Superchunk are considered one of indie rock’s “classic” bands (alongside Pavement, among a few others), but I’d argue they never released a “classic” album. They have a few very, very good records, and they established a signature sound that grew over time, but no single work that is essential to understand the era or the genre. Majesty Shredding is the band’s first album in nine years, and it is absolutely as fresh and energetic as Superchunk’s most impassioned work (no small feat). The band’s ferocious instrumental interplay is in terrific form, the helium voice of Mac McCaughan is still a wonder, and the hooks here are as sharp and addictive as ever. Majesty Shredding is a joyous return—as good as, and maybe better than, anything else in the band’s catalog. [8/10]

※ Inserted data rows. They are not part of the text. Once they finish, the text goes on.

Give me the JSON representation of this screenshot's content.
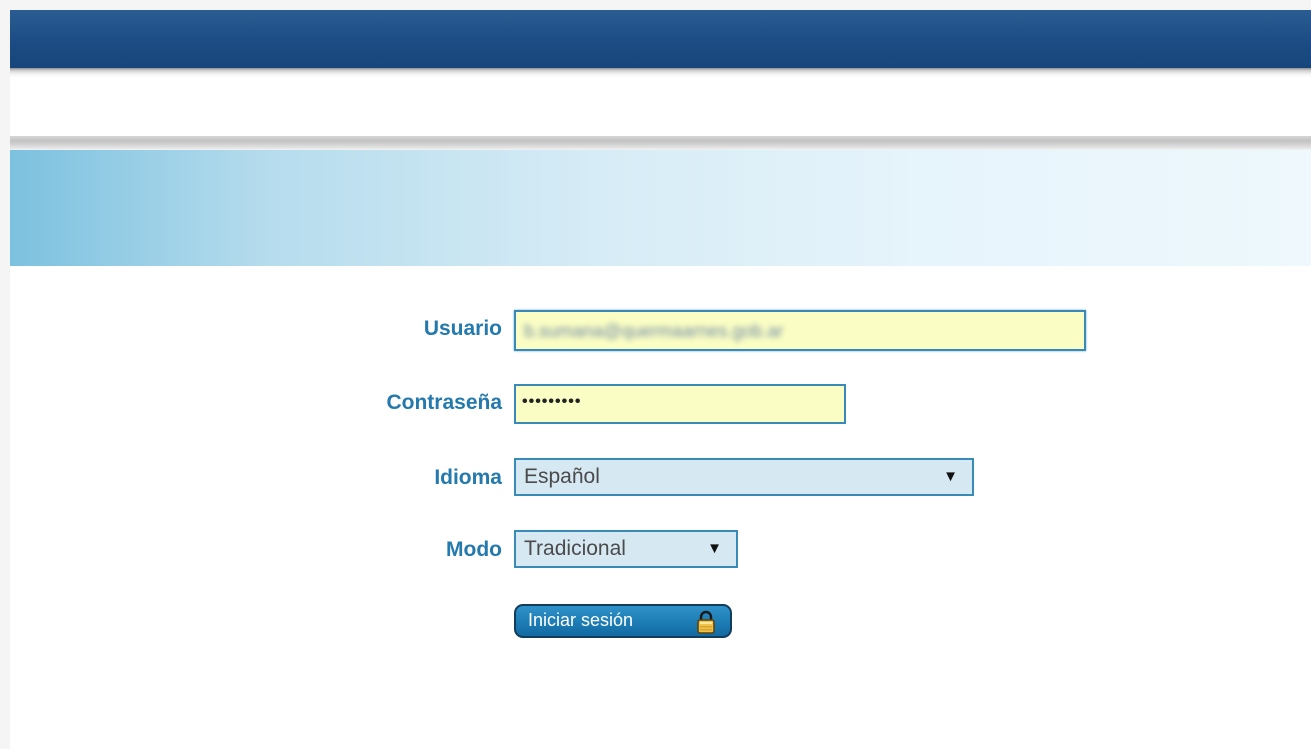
{
  "form": {
    "user": {
      "label": "Usuario",
      "value": "b.sumana@quermaarnes.gob.ar"
    },
    "password": {
      "label": "Contraseña",
      "value": "•••••••••"
    },
    "language": {
      "label": "Idioma",
      "selected": "Español"
    },
    "mode": {
      "label": "Modo",
      "selected": "Tradicional"
    },
    "submit_label": "Iniciar sesión"
  },
  "icons": {
    "submit": "lock-icon",
    "dropdown": "chevron-down-icon"
  },
  "colors": {
    "header_bar": "#1c4c83",
    "label": "#2479ad",
    "input_fill": "#fbfec4",
    "select_fill": "#d6e8f2",
    "button": "#1e7eb6"
  }
}
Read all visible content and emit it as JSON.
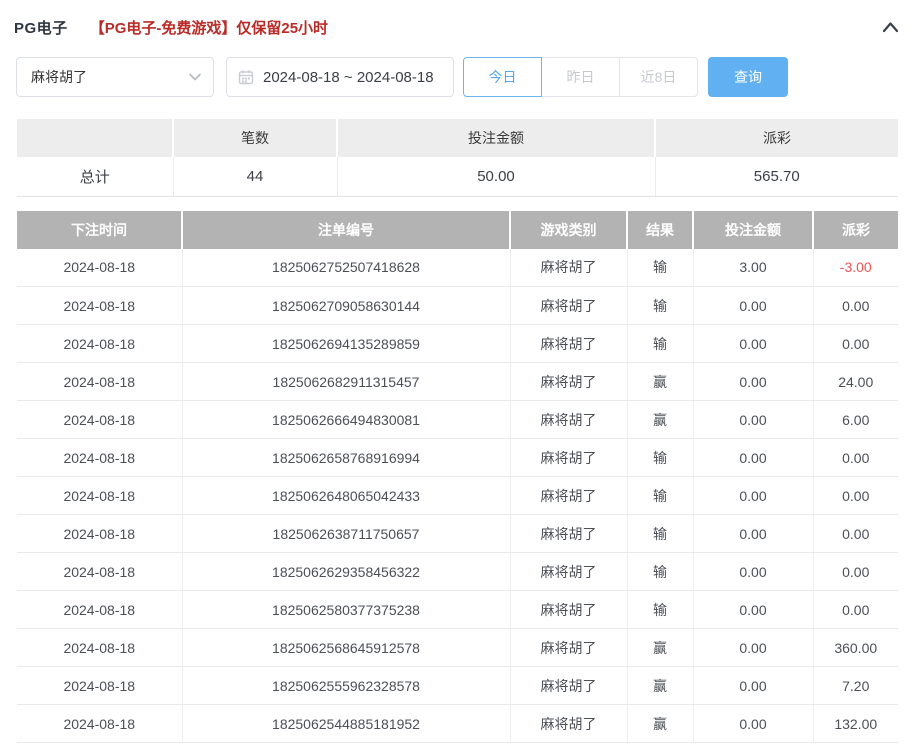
{
  "header": {
    "title": "PG电子",
    "notice": "【PG电子-免费游戏】仅保留25小时"
  },
  "filters": {
    "game_select": {
      "value": "麻将胡了"
    },
    "date_range": {
      "value": "2024-08-18 ~ 2024-08-18"
    },
    "quick_buttons": [
      {
        "label": "今日",
        "active": true
      },
      {
        "label": "昨日",
        "active": false
      },
      {
        "label": "近8日",
        "active": false
      }
    ],
    "search_label": "查询"
  },
  "summary": {
    "columns": [
      "",
      "笔数",
      "投注金额",
      "派彩"
    ],
    "total_label": "总计",
    "count": "44",
    "bet_amount": "50.00",
    "payout": "565.70"
  },
  "records": {
    "columns": [
      "下注时间",
      "注单编号",
      "游戏类别",
      "结果",
      "投注金额",
      "派彩"
    ],
    "rows": [
      {
        "date": "2024-08-18",
        "bet_id": "1825062752507418628",
        "game": "麻将胡了",
        "result": "输",
        "bet_amount": "3.00",
        "payout": "-3.00"
      },
      {
        "date": "2024-08-18",
        "bet_id": "1825062709058630144",
        "game": "麻将胡了",
        "result": "输",
        "bet_amount": "0.00",
        "payout": "0.00"
      },
      {
        "date": "2024-08-18",
        "bet_id": "1825062694135289859",
        "game": "麻将胡了",
        "result": "输",
        "bet_amount": "0.00",
        "payout": "0.00"
      },
      {
        "date": "2024-08-18",
        "bet_id": "1825062682911315457",
        "game": "麻将胡了",
        "result": "赢",
        "bet_amount": "0.00",
        "payout": "24.00"
      },
      {
        "date": "2024-08-18",
        "bet_id": "1825062666494830081",
        "game": "麻将胡了",
        "result": "赢",
        "bet_amount": "0.00",
        "payout": "6.00"
      },
      {
        "date": "2024-08-18",
        "bet_id": "1825062658768916994",
        "game": "麻将胡了",
        "result": "输",
        "bet_amount": "0.00",
        "payout": "0.00"
      },
      {
        "date": "2024-08-18",
        "bet_id": "1825062648065042433",
        "game": "麻将胡了",
        "result": "输",
        "bet_amount": "0.00",
        "payout": "0.00"
      },
      {
        "date": "2024-08-18",
        "bet_id": "1825062638711750657",
        "game": "麻将胡了",
        "result": "输",
        "bet_amount": "0.00",
        "payout": "0.00"
      },
      {
        "date": "2024-08-18",
        "bet_id": "1825062629358456322",
        "game": "麻将胡了",
        "result": "输",
        "bet_amount": "0.00",
        "payout": "0.00"
      },
      {
        "date": "2024-08-18",
        "bet_id": "1825062580377375238",
        "game": "麻将胡了",
        "result": "输",
        "bet_amount": "0.00",
        "payout": "0.00"
      },
      {
        "date": "2024-08-18",
        "bet_id": "1825062568645912578",
        "game": "麻将胡了",
        "result": "赢",
        "bet_amount": "0.00",
        "payout": "360.00"
      },
      {
        "date": "2024-08-18",
        "bet_id": "1825062555962328578",
        "game": "麻将胡了",
        "result": "赢",
        "bet_amount": "0.00",
        "payout": "7.20"
      },
      {
        "date": "2024-08-18",
        "bet_id": "1825062544885181952",
        "game": "麻将胡了",
        "result": "赢",
        "bet_amount": "0.00",
        "payout": "132.00"
      }
    ]
  },
  "colors": {
    "accent_blue": "#61b0f2",
    "active_border_blue": "#6db5f1",
    "notice_red": "#b92c27",
    "negative_red": "#f15353",
    "table_header_gray": "#b3b3b3",
    "summary_header_gray": "#ededed"
  }
}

The Belle & Sebastian brand was established with 1996’s landmark If You’re Feeling Sinister, but the band has evolved by leaps and bounds since then: By 2003’s Dear Catastrophe Waitress, B&S were flaunting a bold, brassy new sound that bore little resemblance to the quiet melancholy that made them famous. To this longtime fan, the changes were welcome: While Sinister remains my personal favorite, both Waitress and its successor, 2006’s The Life Pursuit, were highlights in a very strong, deep catalog. Write About Love is the first B&S record since Life Pursuit, but it comes on the heels of God Help the Girl, a musical project by B&S frontman Stuart Murdoch that bears a decidedly theatrical flair. Coincidentally or not, Write About Love feels like a cross between God Help the Girl and recent B&S: Alongside Murdoch, it features numerous female vocalists—including pop-jazz chanteuse Norah Jones and actress Carey Mulligan—which give the proceedings a sweeping, dramatic feel. At its best, B&S use this new template to grow again: e.g., album opener “I Didn’t See it Coming,” a wonderful electro-pop duet featuring Murdoch and Sarah Martin. But nothing else here matches those highs, and much of it falls short of the new standards set by the band. Not to mention their old standards. [6/10]